■ **Work to be completed**: Return a copy of every line in the records that includes the word "title".

■ **Entries provided**:
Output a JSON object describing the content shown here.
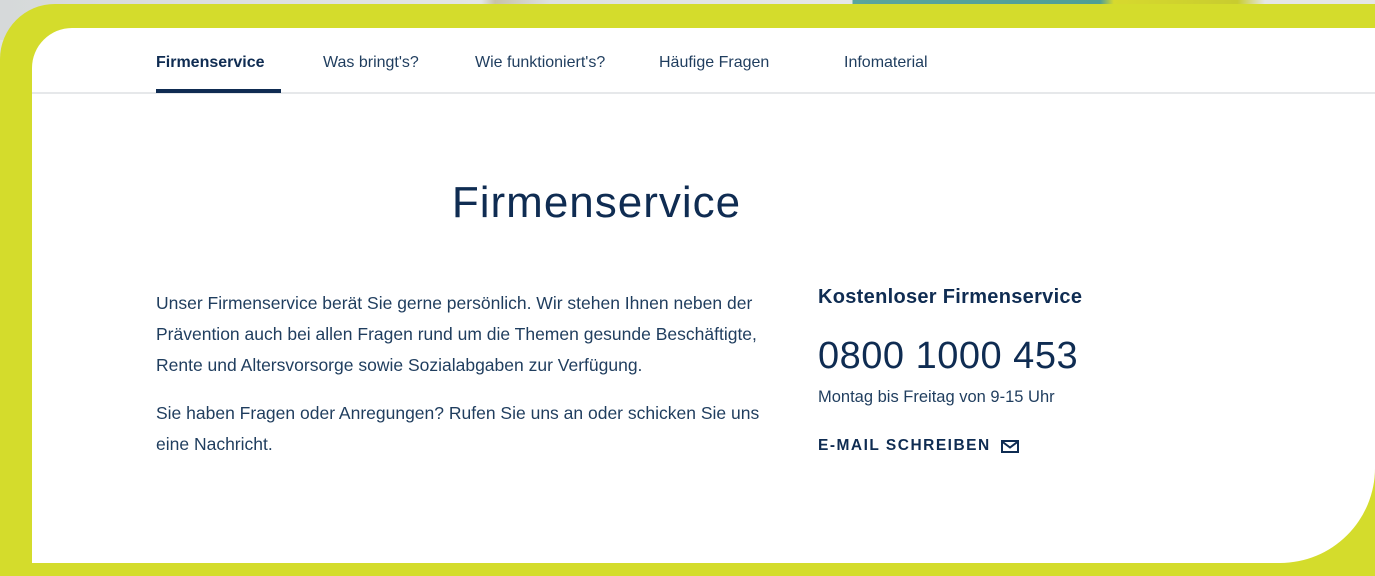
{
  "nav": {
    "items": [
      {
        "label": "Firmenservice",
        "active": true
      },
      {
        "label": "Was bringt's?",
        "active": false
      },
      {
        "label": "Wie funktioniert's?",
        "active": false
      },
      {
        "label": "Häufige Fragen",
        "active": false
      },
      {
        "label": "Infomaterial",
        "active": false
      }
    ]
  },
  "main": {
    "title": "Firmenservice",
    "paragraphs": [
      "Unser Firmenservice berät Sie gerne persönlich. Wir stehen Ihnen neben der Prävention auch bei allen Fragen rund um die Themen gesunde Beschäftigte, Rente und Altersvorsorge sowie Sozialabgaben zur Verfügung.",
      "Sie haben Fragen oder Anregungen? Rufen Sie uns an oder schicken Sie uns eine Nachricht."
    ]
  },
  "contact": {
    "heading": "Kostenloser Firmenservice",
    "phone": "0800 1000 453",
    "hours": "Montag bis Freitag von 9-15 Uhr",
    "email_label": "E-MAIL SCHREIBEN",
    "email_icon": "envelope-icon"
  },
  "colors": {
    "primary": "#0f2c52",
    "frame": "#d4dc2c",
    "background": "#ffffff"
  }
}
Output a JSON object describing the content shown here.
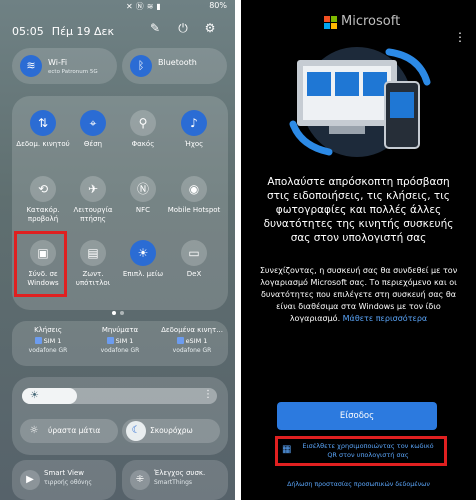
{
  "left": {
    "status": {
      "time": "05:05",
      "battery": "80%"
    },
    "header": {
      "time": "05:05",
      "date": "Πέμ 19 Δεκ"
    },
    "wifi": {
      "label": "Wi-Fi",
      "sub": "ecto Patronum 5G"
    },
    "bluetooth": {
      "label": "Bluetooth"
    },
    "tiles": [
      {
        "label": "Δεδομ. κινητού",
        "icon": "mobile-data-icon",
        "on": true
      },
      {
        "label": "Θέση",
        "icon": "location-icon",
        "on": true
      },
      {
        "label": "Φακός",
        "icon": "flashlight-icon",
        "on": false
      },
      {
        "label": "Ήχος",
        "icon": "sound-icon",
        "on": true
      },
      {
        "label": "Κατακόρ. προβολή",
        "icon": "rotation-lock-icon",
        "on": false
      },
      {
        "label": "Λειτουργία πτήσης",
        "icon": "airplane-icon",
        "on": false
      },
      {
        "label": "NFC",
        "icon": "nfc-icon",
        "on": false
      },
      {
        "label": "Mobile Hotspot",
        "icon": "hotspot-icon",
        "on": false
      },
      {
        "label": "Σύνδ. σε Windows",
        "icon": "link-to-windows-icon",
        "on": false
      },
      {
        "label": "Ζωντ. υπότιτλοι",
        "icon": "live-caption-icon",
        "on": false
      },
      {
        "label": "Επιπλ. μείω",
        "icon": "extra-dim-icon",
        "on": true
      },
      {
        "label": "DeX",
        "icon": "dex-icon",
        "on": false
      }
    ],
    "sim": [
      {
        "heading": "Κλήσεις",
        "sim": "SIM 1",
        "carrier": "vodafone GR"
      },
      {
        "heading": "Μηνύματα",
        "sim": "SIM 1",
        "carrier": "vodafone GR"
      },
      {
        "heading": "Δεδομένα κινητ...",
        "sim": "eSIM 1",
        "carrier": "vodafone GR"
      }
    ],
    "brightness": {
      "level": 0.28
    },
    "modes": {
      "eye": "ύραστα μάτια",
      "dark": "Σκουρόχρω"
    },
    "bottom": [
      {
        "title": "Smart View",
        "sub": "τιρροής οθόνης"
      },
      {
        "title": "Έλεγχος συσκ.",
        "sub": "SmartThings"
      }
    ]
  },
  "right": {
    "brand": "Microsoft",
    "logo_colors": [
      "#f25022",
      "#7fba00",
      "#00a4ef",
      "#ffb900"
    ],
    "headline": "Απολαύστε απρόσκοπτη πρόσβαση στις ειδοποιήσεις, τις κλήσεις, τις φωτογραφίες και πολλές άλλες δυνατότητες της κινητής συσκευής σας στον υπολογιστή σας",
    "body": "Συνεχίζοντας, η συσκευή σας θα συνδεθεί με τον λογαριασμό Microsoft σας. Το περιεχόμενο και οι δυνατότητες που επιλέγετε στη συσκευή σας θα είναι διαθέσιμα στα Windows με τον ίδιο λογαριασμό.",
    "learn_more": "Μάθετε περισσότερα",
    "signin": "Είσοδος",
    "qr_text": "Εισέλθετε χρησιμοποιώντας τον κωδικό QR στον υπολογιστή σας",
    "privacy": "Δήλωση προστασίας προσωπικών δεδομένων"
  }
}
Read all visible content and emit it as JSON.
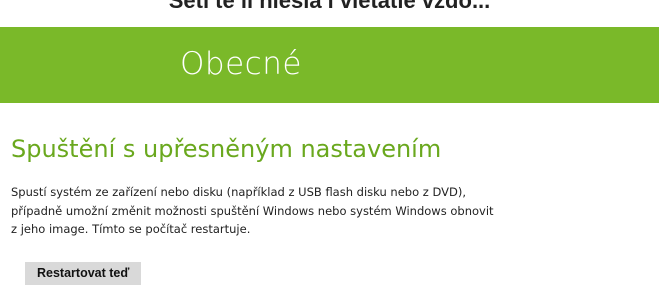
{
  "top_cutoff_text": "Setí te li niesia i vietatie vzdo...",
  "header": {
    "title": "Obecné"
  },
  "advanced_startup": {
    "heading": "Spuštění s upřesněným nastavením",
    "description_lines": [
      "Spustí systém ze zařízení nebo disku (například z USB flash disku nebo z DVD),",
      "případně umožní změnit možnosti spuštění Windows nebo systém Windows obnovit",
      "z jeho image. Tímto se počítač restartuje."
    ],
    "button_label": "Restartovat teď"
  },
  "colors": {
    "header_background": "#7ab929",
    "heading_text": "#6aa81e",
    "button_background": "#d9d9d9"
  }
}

■ **Solution to this task**:
    "title": "Firmenservice",
        "title": "Smart View",
        "title": "Έλεγχος συσκ.",
    "title": "Obecné"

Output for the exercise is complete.